It leaves the question: what to do with the millions already caught in the modification scheme. Do new deposits if these issues in so called Bad Banks deal with these millions? Was HAMP and HOPE and others an early attempt at the same with less compliance from all the same and usual suspects from above?

I continually wonder who and how many knew standing could be a real issue all along. Risking that dodo borrowers would never figure it out.

I certainly don't like being entangled is this mess. But can't wait to see how this is all going to shake out. What an interesting situation.

Q

Mr. Dillon has pointed out the answer.

Consider who has access to the repository of evidence of wrongdoing; then extrapolate from that what needs to be done to minimize widespread legal exposure.

Consider then the pyramid approach to mitigating the losses from litigation - get rid of the biggest potential risks first and work your way down the pile.

Like most forbearance agreements, these alleged modification offers will include indemnification for any wrongdoing and may even attempt to preclude future litigation for any acts on the part of the servicer.

The value of that indemnification is easy to calculate for sophisticated and experienced servicers who have known and fairly-well fixed litigation expenses; this is, after all, a quantity-based transaction process until someone being abused by it finds the resources or counsel willing to fight.

The fact is, there are predators who are still allowed to participate in mortgage servicing. Their executives are largely immune from actual culpability for their predatory behavior.

Until that changes, everything else is window dressing.

The comments to this entry are closed.

Contributors

Current Guests

Follow Us On Twitter

Like Us on Facebook

  • Like Us on Facebook

    By "Liking" us on Facebook, you will receive excerpts of our posts in your Facebook news feed. (If you change your mind, you can undo it later.) Note that this is different than "Liking" our Facebook page, although a "Like" in either place will get you Credit Slips post on your Facebook news feed.

News Feed

Categories

Bankr-L

  • As a public service, the University of Illinois College of Law operates Bankr-L, an e-mail list on which bankruptcy professionals can exchange information. Bankr-L is administered by one of the Credit Slips bloggers, Professor Robert M. Lawless of the University of Illinois. Although Bankr-L is a free service, membership is limited only to persons with a professional connection to the bankruptcy field (e.g., lawyer, accountant, academic, judge). To request a subscription on Bankr-L, click here to visit the page for the list and then click on the link for "Subscribe." After completing the information there, please also send an e-mail to Professor Lawless (rlawless@illinois.edu) with a short description of your professional connection to bankruptcy.
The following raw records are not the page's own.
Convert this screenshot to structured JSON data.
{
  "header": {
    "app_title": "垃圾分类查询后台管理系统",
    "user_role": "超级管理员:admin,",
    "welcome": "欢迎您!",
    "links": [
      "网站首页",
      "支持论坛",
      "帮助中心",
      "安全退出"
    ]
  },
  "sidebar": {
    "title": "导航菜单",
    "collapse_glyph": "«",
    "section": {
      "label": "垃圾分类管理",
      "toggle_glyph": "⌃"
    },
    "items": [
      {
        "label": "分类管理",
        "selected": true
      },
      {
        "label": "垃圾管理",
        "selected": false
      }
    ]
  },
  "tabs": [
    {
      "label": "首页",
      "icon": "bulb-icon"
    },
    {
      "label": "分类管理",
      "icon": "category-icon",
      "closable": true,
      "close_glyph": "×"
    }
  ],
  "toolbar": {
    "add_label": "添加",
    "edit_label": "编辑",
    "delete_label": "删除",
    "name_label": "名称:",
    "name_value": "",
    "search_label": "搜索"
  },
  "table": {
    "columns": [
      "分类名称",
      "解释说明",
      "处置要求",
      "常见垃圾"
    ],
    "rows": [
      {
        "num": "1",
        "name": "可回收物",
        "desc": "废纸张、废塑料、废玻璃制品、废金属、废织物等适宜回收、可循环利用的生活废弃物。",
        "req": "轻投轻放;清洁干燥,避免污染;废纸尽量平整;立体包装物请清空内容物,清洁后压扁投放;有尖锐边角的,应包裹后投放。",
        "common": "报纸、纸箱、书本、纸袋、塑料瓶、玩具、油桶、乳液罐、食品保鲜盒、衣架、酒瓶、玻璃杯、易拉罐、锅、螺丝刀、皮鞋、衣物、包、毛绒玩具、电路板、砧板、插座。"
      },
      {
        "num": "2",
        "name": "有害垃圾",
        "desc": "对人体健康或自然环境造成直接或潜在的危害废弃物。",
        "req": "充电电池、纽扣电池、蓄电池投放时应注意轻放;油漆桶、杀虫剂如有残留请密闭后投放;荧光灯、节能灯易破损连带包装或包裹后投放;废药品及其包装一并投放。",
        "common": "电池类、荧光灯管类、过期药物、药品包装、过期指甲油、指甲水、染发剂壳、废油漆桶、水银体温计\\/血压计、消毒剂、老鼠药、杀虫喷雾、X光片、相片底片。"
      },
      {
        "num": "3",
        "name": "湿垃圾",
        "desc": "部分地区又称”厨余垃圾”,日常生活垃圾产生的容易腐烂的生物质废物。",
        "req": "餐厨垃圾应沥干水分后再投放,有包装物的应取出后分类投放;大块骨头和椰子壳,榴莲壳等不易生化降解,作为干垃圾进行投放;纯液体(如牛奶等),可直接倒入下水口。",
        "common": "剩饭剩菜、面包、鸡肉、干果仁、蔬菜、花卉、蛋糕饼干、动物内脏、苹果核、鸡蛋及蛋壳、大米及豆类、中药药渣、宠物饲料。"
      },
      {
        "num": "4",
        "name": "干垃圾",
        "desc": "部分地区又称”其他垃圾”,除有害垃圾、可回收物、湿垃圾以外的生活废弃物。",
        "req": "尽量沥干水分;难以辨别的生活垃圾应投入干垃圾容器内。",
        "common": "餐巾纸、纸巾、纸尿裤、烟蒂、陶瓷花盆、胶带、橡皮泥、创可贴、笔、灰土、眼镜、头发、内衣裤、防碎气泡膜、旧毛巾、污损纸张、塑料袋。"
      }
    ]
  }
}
A link to a URL with a professional bio or other identifying information would be great.

OTHER STUFF